Distinguished ladies and gentlemen, as I mentioned earlier, the enduring image of Africa conveyed in many reportages about the continent is that of a continent permanently at war with itself.  That obviously is an exaggeration if not entirely a misrepresentation. That, however, does not deny the huge threats conflicts pose to the continent’s pursuit of political and economic stability.  In 2014 alone Africa experienced 12 armed conflicts. Conflicts like the Rwanda War have etched themselves in many minds due to the horrendous genocide that took place in the country, with devastating consequences for the nation and the Central African region. In addition to the terrorist activities of Al Shabab in kenya and the Boko Haram (Nigeria), many governments in Africa have had to deal with different levels of post-electoral violence.  Some of our states are still grappling with secessionist agitations within their national borders.

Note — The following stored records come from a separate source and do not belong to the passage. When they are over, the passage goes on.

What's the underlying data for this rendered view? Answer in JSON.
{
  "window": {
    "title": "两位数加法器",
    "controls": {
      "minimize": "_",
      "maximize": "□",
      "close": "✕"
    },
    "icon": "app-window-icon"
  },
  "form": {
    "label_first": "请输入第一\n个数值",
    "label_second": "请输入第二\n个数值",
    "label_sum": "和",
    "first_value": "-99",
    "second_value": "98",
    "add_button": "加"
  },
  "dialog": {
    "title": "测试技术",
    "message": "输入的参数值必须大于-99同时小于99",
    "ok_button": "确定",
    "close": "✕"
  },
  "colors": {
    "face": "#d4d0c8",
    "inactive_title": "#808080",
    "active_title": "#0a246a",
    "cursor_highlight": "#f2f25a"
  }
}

These conflicts, even when resolved, many times leave in their wake mutual distrust and perceptions of insecurity among peoples who have to live together. It has been a factor to the soaring number of internally displaced peoples and refugees on the continent.

These facts, Ladies and Gentlemen, cannot suffice as ideal climate for businesses. Capital abhors uncertainty, turmoil and anxiety; countries in which such situations prevail have accordingly been struggling to attract investments to jump start their economies. In some states, the problems are necessarily compounded by weak state institutions, poor infrastructure, compromised legal and judicial systems, and poorly resourced financial services sector. In such states, employment levels remain low; facilities and programmes for skill acquisition and vocational training are almost non-existent. These problems have been the most significant factor to youth unemployment and crime in many African states.

Mr. Chairman, ladies and gentlemen, as a continent, Africa cannot continue to dwell in the seemingly endless cycle of uncertainty, despair and economic deprivation. I believe strongly that with the right leadership and the required political will, Africans would lift themselves out of such helpless depths. I for one refuse to accept the narrative of Africa as a basket case and object of international charity. Economically speaking, Africa may not be in the best of shapes, but I believe that we can develop as rapidly as any part of the world if we get our act together.  It is a huge task, but I have confidence in the emerging crop of leaders on the continent.

But as I have already explained, our fate as human beings is intertwined in ways that may not be always be readily obvious. Most major events and policies in the West especially impact our pursuit of good governance and economic prosperity. When violence engulfs our societies, many parts of the world feel it in the asylum claims that eat up huge chunks of their national budgets. No part of the world can afford to wash its hands off the uncertainties and desperate situations confronting populations in any part of the globe. As we are currently learning, the seeds of religious extremism are now sown and harvested in brutal magnitudes on all continents. Environmental pollution, we also know, is no respecter of international borders and signatories and non-signatories to international treaties.  No matter how unique some turmoil somewhere looks, we would find common threads and footprints in it to that affirm our shared humanity

We are a community of humans , and that precisely is what we need to remind ourselves of to stand shoulder to shoulder and in deep commitment to resolve the challenges that threaten the peace and stability of any part of the world. We have a sacred obligation not just to ourselves and our people, but also to unborn generations.

That, ladies and gentlemen, is the clarion call of our time.

I thank you for your attention.

Leave a Reply

two × five =